Joining forces

The Canadian Conference of Judicial Mediation (CCMJ) was founded in November 2008 in Montreal, Quebec, to promote judicial mediation: a method of resolving judicial litigation that allows traditional justice to be enriched with a powerful instrument designed to facilitate access to justice and ensure global management of files. Judicial mediation constitutes a form of justice that benefits all parties.

Judicial mediation calls upon two innovative principles of justice:

  • Responsibility of parties with respect to their conflict
  • Empowerment of parties

In 2014, the CCMJ joined forces with the Canadian Institute for the Administration of Justice (CIAJ) to promote mediation in justice. The CIAJ will now pursue the objectives the CCMJ was created for.

In Canada, judicial mediation found its ways of expression in all areas of the law.

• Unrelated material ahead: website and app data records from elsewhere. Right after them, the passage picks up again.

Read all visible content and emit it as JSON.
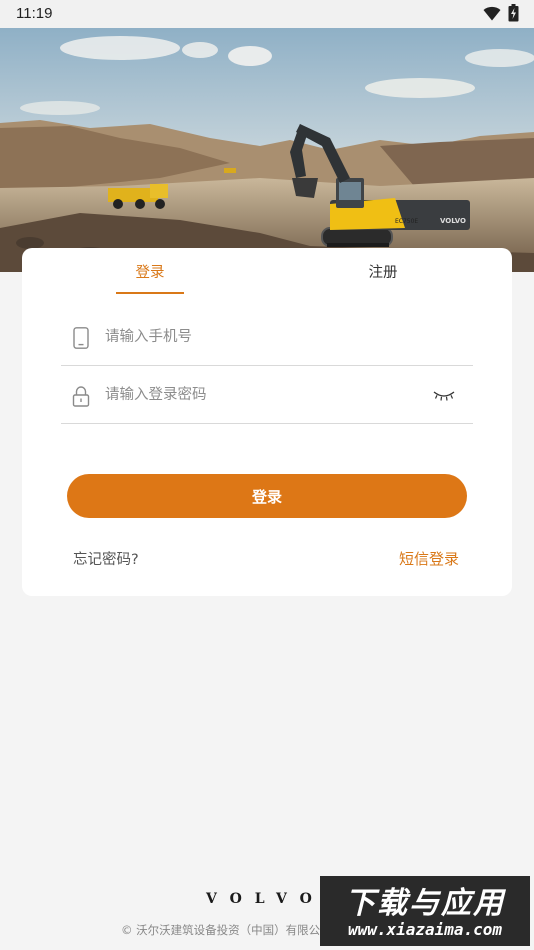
{
  "status_bar": {
    "time": "11:19",
    "wifi_icon": "wifi-icon",
    "battery_icon": "battery-charging-icon"
  },
  "hero": {
    "image": "volvo-excavator-quarry-photo",
    "excavator_badge": "VOLVO",
    "excavator_model": "EC750E"
  },
  "login_card": {
    "tabs": [
      {
        "label": "登录",
        "active": true
      },
      {
        "label": "注册",
        "active": false
      }
    ],
    "phone_field": {
      "placeholder": "请输入手机号",
      "value": "",
      "icon": "mobile-phone-icon"
    },
    "password_field": {
      "placeholder": "请输入登录密码",
      "value": "",
      "icon": "lock-icon",
      "toggle_icon": "eye-closed-icon"
    },
    "login_button": "登录",
    "forgot_password": "忘记密码?",
    "sms_login": "短信登录"
  },
  "footer": {
    "brand": "VOLVO",
    "copyright": "© 沃尔沃建筑设备投资（中国）有限公司"
  },
  "watermark": {
    "title": "下载与应用",
    "url": "www.xiazaima.com"
  },
  "colors": {
    "accent": "#dd7716",
    "card": "#ffffff",
    "background": "#f4f4f4"
  }
}
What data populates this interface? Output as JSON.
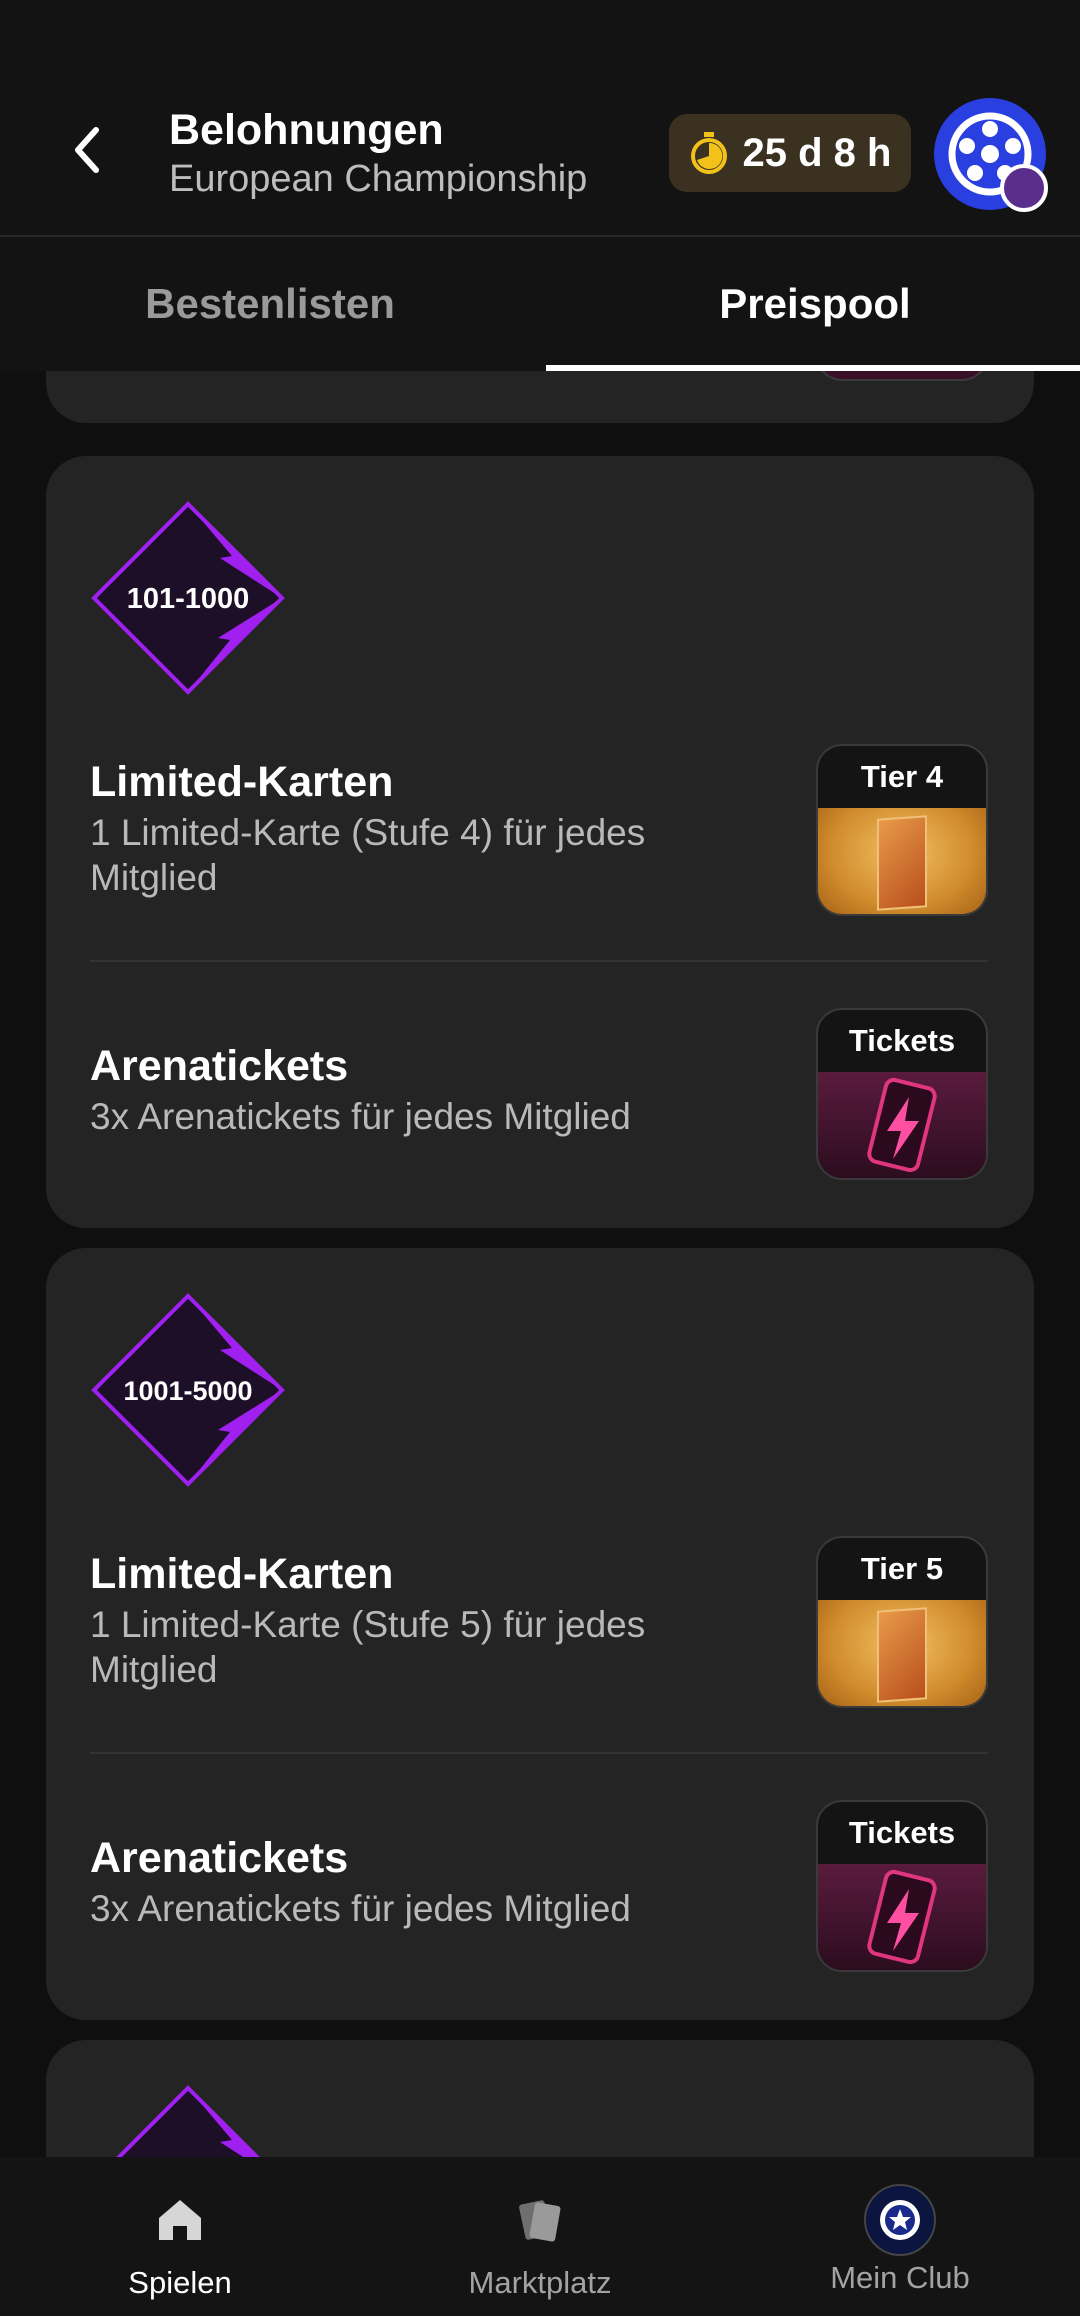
{
  "header": {
    "title": "Belohnungen",
    "subtitle": "European Championship",
    "timer": "25 d 8 h"
  },
  "tabs": [
    {
      "label": "Bestenlisten",
      "active": false
    },
    {
      "label": "Preispool",
      "active": true
    }
  ],
  "tiers": [
    {
      "rank": "101-1000",
      "rewards": [
        {
          "title": "Limited-Karten",
          "description": "1 Limited-Karte (Stufe 4) für jedes Mitglied",
          "badge": "Tier 4",
          "kind": "card"
        },
        {
          "title": "Arenatickets",
          "description": "3x Arenatickets für jedes Mitglied",
          "badge": "Tickets",
          "kind": "ticket"
        }
      ]
    },
    {
      "rank": "1001-5000",
      "rewards": [
        {
          "title": "Limited-Karten",
          "description": "1 Limited-Karte (Stufe 5) für jedes Mitglied",
          "badge": "Tier 5",
          "kind": "card"
        },
        {
          "title": "Arenatickets",
          "description": "3x Arenatickets für jedes Mitglied",
          "badge": "Tickets",
          "kind": "ticket"
        }
      ]
    }
  ],
  "bottom_nav": [
    {
      "label": "Spielen",
      "icon": "home-icon",
      "active": true
    },
    {
      "label": "Marktplatz",
      "icon": "cards-icon",
      "active": false
    },
    {
      "label": "Mein Club",
      "icon": "club-crest-icon",
      "active": false
    }
  ],
  "colors": {
    "background": "#0f0f10",
    "card": "#242424",
    "accent_purple": "#a020f0",
    "timer_bg": "#3a3120"
  }
}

In Canada, judges, law officers as well as public and private mediators work towards solving disputes pending before the courts.

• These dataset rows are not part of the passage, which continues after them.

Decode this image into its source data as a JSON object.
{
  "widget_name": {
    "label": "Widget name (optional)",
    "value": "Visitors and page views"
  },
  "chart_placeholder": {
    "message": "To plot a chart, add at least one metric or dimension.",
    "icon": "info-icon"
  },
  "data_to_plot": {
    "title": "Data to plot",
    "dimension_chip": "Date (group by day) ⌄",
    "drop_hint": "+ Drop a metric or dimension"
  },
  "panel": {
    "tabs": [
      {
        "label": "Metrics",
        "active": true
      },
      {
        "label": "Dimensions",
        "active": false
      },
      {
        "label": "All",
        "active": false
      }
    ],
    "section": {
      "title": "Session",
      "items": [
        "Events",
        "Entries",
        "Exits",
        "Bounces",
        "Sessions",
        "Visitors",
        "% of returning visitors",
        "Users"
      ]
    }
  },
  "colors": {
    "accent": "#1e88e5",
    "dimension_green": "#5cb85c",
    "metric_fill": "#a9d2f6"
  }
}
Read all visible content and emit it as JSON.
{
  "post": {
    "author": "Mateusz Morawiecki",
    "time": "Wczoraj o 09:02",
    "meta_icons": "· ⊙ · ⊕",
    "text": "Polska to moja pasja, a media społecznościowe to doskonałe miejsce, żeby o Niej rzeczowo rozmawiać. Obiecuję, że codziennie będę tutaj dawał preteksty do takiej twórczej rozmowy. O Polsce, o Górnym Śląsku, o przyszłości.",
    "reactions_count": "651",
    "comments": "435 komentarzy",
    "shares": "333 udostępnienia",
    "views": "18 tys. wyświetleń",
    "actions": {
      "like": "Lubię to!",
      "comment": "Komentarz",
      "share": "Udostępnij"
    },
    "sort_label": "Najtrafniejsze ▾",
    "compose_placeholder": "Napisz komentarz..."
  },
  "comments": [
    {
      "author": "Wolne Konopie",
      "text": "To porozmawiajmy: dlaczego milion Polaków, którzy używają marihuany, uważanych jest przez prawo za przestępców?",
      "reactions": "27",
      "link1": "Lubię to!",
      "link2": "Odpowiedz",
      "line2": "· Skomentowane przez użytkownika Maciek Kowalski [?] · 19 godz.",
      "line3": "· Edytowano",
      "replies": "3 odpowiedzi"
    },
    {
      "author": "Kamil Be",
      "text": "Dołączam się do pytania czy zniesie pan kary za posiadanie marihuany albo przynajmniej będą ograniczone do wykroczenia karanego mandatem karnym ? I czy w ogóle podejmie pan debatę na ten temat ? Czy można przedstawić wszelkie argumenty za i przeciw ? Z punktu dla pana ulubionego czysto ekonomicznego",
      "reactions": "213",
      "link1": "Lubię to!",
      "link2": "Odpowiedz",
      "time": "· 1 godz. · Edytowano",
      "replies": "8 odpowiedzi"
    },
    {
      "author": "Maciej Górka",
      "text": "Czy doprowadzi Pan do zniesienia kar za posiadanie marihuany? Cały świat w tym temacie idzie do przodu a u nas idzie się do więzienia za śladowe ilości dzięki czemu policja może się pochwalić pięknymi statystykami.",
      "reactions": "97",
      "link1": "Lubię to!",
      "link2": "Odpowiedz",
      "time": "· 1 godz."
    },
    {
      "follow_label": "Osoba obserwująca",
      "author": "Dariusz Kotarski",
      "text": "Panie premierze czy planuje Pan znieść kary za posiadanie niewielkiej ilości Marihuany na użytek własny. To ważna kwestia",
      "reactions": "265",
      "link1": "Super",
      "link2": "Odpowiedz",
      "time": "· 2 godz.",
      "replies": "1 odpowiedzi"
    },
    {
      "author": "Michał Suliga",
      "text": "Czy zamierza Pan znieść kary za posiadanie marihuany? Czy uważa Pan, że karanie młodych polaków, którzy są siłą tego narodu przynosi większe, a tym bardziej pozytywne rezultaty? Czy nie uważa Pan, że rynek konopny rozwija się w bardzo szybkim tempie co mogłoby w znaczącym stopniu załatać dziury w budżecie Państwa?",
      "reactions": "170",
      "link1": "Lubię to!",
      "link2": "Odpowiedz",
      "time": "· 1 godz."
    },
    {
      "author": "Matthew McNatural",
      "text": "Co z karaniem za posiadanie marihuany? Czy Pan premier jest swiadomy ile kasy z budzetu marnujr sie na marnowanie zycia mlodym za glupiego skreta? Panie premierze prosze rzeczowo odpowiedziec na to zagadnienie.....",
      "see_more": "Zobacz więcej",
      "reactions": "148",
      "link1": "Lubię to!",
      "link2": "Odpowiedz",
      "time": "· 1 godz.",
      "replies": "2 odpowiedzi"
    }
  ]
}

Judicial mediation is a system of resolution of judicial litigation which allows traditional justice to enrich itself with a powerful instrument designed to favor access to justice and to ensure a global management of files. Judicial mediation means the work of consensual resolution of litigation carried out by judges, adjudicators and the persons who exercise the functions of mediator, conciliator or facilitator in a judicial institution or at the request of a judicial institution, while they have judicial seizin of a suit. Through judicial mediation, the parties, with the assistance of a mediator, attempt to settle their suit while respecting law and public order. Two innovative principles of justice are promoted by mediation: the responsibility of the parties with respect to their conflict and their empowerment. Judicial mediation constitutes a new form of justice which benefits all parties by raising the credibility of judicial institutions and the justice offered by them.

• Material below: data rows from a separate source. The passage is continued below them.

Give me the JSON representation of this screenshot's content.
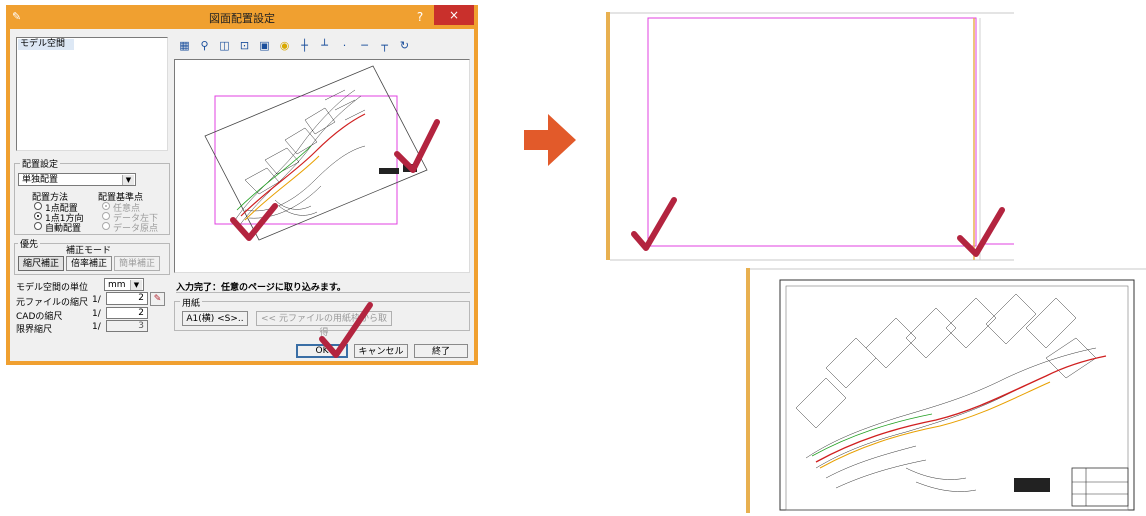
{
  "dialog": {
    "title": "図面配置設定",
    "help_label": "?",
    "close_label": "×",
    "model_space_item": "モデル空間",
    "layout_group": {
      "title": "配置設定",
      "mode_value": "単独配置",
      "method_label": "配置方法",
      "reference_label": "配置基準点",
      "methods": [
        "1点配置",
        "1点1方向",
        "自動配置"
      ],
      "references": [
        "任意点",
        "データ左下",
        "データ原点"
      ]
    },
    "priority_group": {
      "title": "優先",
      "correction_mode_label": "補正モード",
      "buttons": [
        "縮尺補正",
        "倍率補正",
        "簡単補正"
      ]
    },
    "unit_label": "モデル空間の単位",
    "unit_value": "mm",
    "source_scale_label": "元ファイルの縮尺",
    "source_scale_prefix": "1/",
    "source_scale_value": "2",
    "cad_scale_label": "CADの縮尺",
    "cad_scale_prefix": "1/",
    "cad_scale_value": "2",
    "limit_scale_label": "限界縮尺",
    "limit_scale_prefix": "1/",
    "limit_scale_value": "3",
    "status_message": "入力完了：任意のページに取り込みます。",
    "paper_group": {
      "title": "用紙",
      "paper_button": "A1(横) <S>..",
      "get_from_source_button": "<< 元ファイルの用紙枠から取得"
    },
    "ok_label": "OK",
    "cancel_label": "キャンセル",
    "exit_label": "終了"
  },
  "toolbar_icons": [
    "layer-icon",
    "zoom-icon",
    "zoom-window-icon",
    "fit-icon",
    "select-icon",
    "bulb-icon",
    "point-icon",
    "line-h-icon",
    "point-dot-icon",
    "line-icon",
    "line-under-icon",
    "rotate-icon"
  ],
  "colors": {
    "title_bar": "#f0a030",
    "close_button": "#c9302c",
    "arrow": "#e25a2a",
    "check_mark": "#b3243f",
    "frame_magenta": "#e040e0"
  }
}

The CIAJ favors the emergence and the implementation of judicial mediation. It gives assistance with respect to the implementation and development of new systems of judicial mediation and provides cutting edge education based on theoretical and empirical knowledge.

The CIAJ makes possible the exchange of knowledge and experiences in all provinces and territories in order to harmonize practices and to better know each other. All this for the purpose of developing mediation into efficient vehicle for the resolution of dispute within the Canadian judicial system.